::: Source material

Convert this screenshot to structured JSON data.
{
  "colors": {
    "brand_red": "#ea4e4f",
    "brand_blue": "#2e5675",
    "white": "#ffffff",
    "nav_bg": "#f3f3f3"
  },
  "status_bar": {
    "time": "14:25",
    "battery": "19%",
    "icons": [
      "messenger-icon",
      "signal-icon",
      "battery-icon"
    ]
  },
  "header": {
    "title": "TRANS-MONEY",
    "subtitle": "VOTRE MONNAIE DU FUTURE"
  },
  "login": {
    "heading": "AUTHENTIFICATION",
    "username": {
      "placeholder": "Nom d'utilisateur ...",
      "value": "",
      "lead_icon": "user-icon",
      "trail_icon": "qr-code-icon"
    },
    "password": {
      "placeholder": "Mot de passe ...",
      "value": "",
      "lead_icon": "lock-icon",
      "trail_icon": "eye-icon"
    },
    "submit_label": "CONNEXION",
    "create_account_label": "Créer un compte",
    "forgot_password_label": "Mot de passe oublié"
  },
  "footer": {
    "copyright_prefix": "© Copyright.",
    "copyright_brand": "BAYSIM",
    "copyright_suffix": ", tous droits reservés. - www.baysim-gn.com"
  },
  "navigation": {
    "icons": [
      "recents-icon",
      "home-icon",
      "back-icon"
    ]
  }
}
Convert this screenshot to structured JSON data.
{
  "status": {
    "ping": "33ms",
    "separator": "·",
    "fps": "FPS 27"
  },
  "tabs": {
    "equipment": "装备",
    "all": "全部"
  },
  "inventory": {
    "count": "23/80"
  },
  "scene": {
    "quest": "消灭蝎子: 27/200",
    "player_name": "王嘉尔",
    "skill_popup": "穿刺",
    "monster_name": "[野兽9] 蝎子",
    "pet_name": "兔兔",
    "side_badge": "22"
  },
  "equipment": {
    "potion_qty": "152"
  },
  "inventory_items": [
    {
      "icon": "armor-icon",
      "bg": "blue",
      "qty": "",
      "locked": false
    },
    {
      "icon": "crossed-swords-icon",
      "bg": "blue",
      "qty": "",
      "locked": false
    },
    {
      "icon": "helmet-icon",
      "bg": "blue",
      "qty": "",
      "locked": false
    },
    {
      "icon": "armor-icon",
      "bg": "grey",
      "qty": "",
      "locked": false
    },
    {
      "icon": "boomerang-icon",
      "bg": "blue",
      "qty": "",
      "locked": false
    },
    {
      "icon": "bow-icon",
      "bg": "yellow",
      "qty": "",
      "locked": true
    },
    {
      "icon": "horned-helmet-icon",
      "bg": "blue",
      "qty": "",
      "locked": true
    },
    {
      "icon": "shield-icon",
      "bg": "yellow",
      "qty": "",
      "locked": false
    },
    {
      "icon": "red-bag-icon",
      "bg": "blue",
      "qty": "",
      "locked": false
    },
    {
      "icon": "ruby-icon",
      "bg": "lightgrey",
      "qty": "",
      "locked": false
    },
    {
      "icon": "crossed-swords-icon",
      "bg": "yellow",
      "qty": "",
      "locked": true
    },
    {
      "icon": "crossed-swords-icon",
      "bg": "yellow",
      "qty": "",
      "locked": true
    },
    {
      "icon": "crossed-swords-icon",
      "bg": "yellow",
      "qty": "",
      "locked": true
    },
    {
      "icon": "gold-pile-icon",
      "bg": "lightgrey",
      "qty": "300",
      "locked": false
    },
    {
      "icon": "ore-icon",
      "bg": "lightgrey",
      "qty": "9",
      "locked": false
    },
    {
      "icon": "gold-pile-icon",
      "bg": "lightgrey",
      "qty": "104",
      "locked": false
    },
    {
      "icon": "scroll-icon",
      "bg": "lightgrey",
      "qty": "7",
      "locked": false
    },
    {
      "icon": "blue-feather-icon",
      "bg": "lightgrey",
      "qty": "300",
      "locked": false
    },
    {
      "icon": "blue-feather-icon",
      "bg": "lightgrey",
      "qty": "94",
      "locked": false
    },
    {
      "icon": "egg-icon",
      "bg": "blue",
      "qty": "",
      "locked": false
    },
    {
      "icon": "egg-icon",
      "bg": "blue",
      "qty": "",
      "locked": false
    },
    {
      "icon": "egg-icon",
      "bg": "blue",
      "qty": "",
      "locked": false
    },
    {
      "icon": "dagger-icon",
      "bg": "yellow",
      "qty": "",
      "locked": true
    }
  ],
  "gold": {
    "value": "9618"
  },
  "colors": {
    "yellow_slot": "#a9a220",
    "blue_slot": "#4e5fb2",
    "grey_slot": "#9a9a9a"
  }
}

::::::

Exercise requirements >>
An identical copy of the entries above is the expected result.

Solution for this exercise >>
Convert this screenshot to structured JSON data.
{
  "colors": {
    "brand_red": "#ea4e4f",
    "brand_blue": "#2e5675",
    "white": "#ffffff",
    "nav_bg": "#f3f3f3"
  },
  "status_bar": {
    "time": "14:25",
    "battery": "19%",
    "icons": [
      "messenger-icon",
      "signal-icon",
      "battery-icon"
    ]
  },
  "header": {
    "title": "TRANS-MONEY",
    "subtitle": "VOTRE MONNAIE DU FUTURE"
  },
  "login": {
    "heading": "AUTHENTIFICATION",
    "username": {
      "placeholder": "Nom d'utilisateur ...",
      "value": "",
      "lead_icon": "user-icon",
      "trail_icon": "qr-code-icon"
    },
    "password": {
      "placeholder": "Mot de passe ...",
      "value": "",
      "lead_icon": "lock-icon",
      "trail_icon": "eye-icon"
    },
    "submit_label": "CONNEXION",
    "create_account_label": "Créer un compte",
    "forgot_password_label": "Mot de passe oublié"
  },
  "footer": {
    "copyright_prefix": "© Copyright.",
    "copyright_brand": "BAYSIM",
    "copyright_suffix": ", tous droits reservés. - www.baysim-gn.com"
  },
  "navigation": {
    "icons": [
      "recents-icon",
      "home-icon",
      "back-icon"
    ]
  }
}
Convert this screenshot to structured JSON data.
{
  "status": {
    "ping": "33ms",
    "separator": "·",
    "fps": "FPS 27"
  },
  "tabs": {
    "equipment": "装备",
    "all": "全部"
  },
  "inventory": {
    "count": "23/80"
  },
  "scene": {
    "quest": "消灭蝎子: 27/200",
    "player_name": "王嘉尔",
    "skill_popup": "穿刺",
    "monster_name": "[野兽9] 蝎子",
    "pet_name": "兔兔",
    "side_badge": "22"
  },
  "equipment": {
    "potion_qty": "152"
  },
  "inventory_items": [
    {
      "icon": "armor-icon",
      "bg": "blue",
      "qty": "",
      "locked": false
    },
    {
      "icon": "crossed-swords-icon",
      "bg": "blue",
      "qty": "",
      "locked": false
    },
    {
      "icon": "helmet-icon",
      "bg": "blue",
      "qty": "",
      "locked": false
    },
    {
      "icon": "armor-icon",
      "bg": "grey",
      "qty": "",
      "locked": false
    },
    {
      "icon": "boomerang-icon",
      "bg": "blue",
      "qty": "",
      "locked": false
    },
    {
      "icon": "bow-icon",
      "bg": "yellow",
      "qty": "",
      "locked": true
    },
    {
      "icon": "horned-helmet-icon",
      "bg": "blue",
      "qty": "",
      "locked": true
    },
    {
      "icon": "shield-icon",
      "bg": "yellow",
      "qty": "",
      "locked": false
    },
    {
      "icon": "red-bag-icon",
      "bg": "blue",
      "qty": "",
      "locked": false
    },
    {
      "icon": "ruby-icon",
      "bg": "lightgrey",
      "qty": "",
      "locked": false
    },
    {
      "icon": "crossed-swords-icon",
      "bg": "yellow",
      "qty": "",
      "locked": true
    },
    {
      "icon": "crossed-swords-icon",
      "bg": "yellow",
      "qty": "",
      "locked": true
    },
    {
      "icon": "crossed-swords-icon",
      "bg": "yellow",
      "qty": "",
      "locked": true
    },
    {
      "icon": "gold-pile-icon",
      "bg": "lightgrey",
      "qty": "300",
      "locked": false
    },
    {
      "icon": "ore-icon",
      "bg": "lightgrey",
      "qty": "9",
      "locked": false
    },
    {
      "icon": "gold-pile-icon",
      "bg": "lightgrey",
      "qty": "104",
      "locked": false
    },
    {
      "icon": "scroll-icon",
      "bg": "lightgrey",
      "qty": "7",
      "locked": false
    },
    {
      "icon": "blue-feather-icon",
      "bg": "lightgrey",
      "qty": "300",
      "locked": false
    },
    {
      "icon": "blue-feather-icon",
      "bg": "lightgrey",
      "qty": "94",
      "locked": false
    },
    {
      "icon": "egg-icon",
      "bg": "blue",
      "qty": "",
      "locked": false
    },
    {
      "icon": "egg-icon",
      "bg": "blue",
      "qty": "",
      "locked": false
    },
    {
      "icon": "egg-icon",
      "bg": "blue",
      "qty": "",
      "locked": false
    },
    {
      "icon": "dagger-icon",
      "bg": "yellow",
      "qty": "",
      "locked": true
    }
  ],
  "gold": {
    "value": "9618"
  },
  "colors": {
    "yellow_slot": "#a9a220",
    "blue_slot": "#4e5fb2",
    "grey_slot": "#9a9a9a"
  }
}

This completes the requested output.